Trichomoniasis is one of the most common sexually transmitted diseases, mainly affecting 16-to-35-year old females.

The STI Files: Cytomegalovirus

One member of a group of herpes-type viruses, CMV is transmitted through body fluids, sexually and nonsexually, and from mother to infant during birth. CMV is also incredibly dangerous for people who are immunocompromised or people with HIV.

The STI Files: Human Immunodeficiency Virus (HIV)

HIV is a virus that destroys the immune system and thus weakens the body's ability to fight disease and infection, even common infections like flus and colds. HIV usually progresses to AIDS. This makes HIV the most dangerous sexually transmitted infection today.

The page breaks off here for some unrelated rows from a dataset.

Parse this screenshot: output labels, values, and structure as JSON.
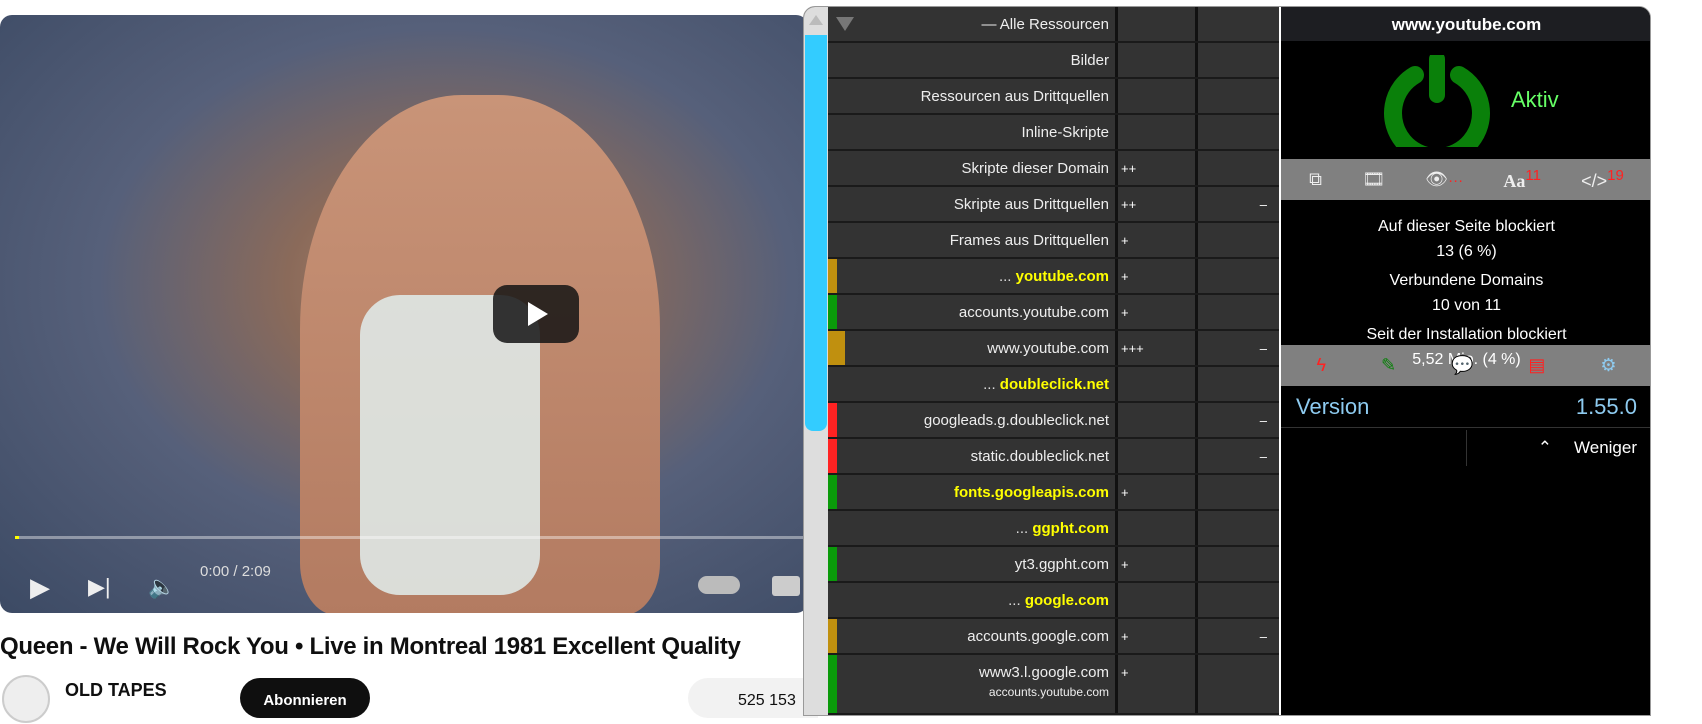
{
  "video": {
    "time": "0:00 / 2:09",
    "title": "Queen - We Will Rock You • Live in Montreal 1981 Excellent Quality",
    "channel": "OLD TAPES",
    "subscribe": "Abonnieren",
    "likes": "525 153"
  },
  "filter_rows": [
    {
      "label": "— Alle Ressourcen",
      "plus": "",
      "minus": "",
      "bar": "",
      "barw": 0
    },
    {
      "label": "Bilder",
      "plus": "",
      "minus": ""
    },
    {
      "label": "Ressourcen aus Drittquellen",
      "plus": "",
      "minus": ""
    },
    {
      "label": "Inline-Skripte",
      "plus": "",
      "minus": ""
    },
    {
      "label": "Skripte dieser Domain",
      "plus": "++",
      "minus": ""
    },
    {
      "label": "Skripte aus Drittquellen",
      "plus": "++",
      "minus": "–"
    },
    {
      "label": "Frames aus Drittquellen",
      "plus": "+",
      "minus": ""
    }
  ],
  "domain_rows": [
    {
      "prefix": "...",
      "label": "youtube.com",
      "highlight": true,
      "plus": "+",
      "minus": "",
      "bar": "#c0900f",
      "barw": 9
    },
    {
      "prefix": "",
      "label": "accounts.youtube.com",
      "highlight": false,
      "plus": "+",
      "minus": "",
      "bar": "#0a9a0a",
      "barw": 9
    },
    {
      "prefix": "",
      "label": "www.youtube.com",
      "highlight": false,
      "plus": "+++",
      "minus": "–",
      "bar": "#c0900f",
      "barw": 17
    },
    {
      "prefix": "...",
      "label": "doubleclick.net",
      "highlight": true,
      "plus": "",
      "minus": "",
      "bar": "",
      "barw": 0
    },
    {
      "prefix": "",
      "label": "googleads.g.doubleclick.net",
      "highlight": false,
      "plus": "",
      "minus": "–",
      "bar": "#f22",
      "barw": 9
    },
    {
      "prefix": "",
      "label": "static.doubleclick.net",
      "highlight": false,
      "plus": "",
      "minus": "–",
      "bar": "#f22",
      "barw": 9
    },
    {
      "prefix": "",
      "label": "fonts.googleapis.com",
      "highlight": true,
      "plus": "+",
      "minus": "",
      "bar": "#0a9a0a",
      "barw": 9
    },
    {
      "prefix": "...",
      "label": "ggpht.com",
      "highlight": true,
      "plus": "",
      "minus": "",
      "bar": "",
      "barw": 0
    },
    {
      "prefix": "",
      "label": "yt3.ggpht.com",
      "highlight": false,
      "plus": "+",
      "minus": "",
      "bar": "#0a9a0a",
      "barw": 9
    },
    {
      "prefix": "...",
      "label": "google.com",
      "highlight": true,
      "plus": "",
      "minus": "",
      "bar": "",
      "barw": 0
    },
    {
      "prefix": "",
      "label": "accounts.google.com",
      "highlight": false,
      "plus": "+",
      "minus": "–",
      "bar": "#c0900f",
      "barw": 9
    },
    {
      "prefix": "",
      "label": "www3.l.google.com",
      "sub": "accounts.youtube.com",
      "highlight": false,
      "plus": "+",
      "minus": "",
      "bar": "#0a9a0a",
      "barw": 9
    }
  ],
  "panel": {
    "hostname": "www.youtube.com",
    "status": "Aktiv",
    "counts": {
      "dots": "···",
      "fonts_label": "Aa",
      "fonts": "11",
      "scripts_label": "</>",
      "scripts": "19"
    },
    "blocked_page_label": "Auf dieser Seite blockiert",
    "blocked_page": "13 (6 %)",
    "domains_label": "Verbundene Domains",
    "domains": "10 von 11",
    "blocked_total_label": "Seit der Installation blockiert",
    "blocked_total": "5,52 Mio. (4 %)",
    "version_label": "Version",
    "version": "1.55.0",
    "less": "Weniger"
  }
}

It is the fifth leading cause of death for the young under 40 in the United States. At this time, no one has been cured of HIV or AIDS.

Information on this site is provided for educational purposes. It is not meant to and cannot substitute for advice or care provided by an in-person medical professional. The information contained herein is not meant to be used to diagnose or treat a health problem or disease, or for prescribing any medication. You should always consult your own healthcare provider if you have a health problem or medical condition.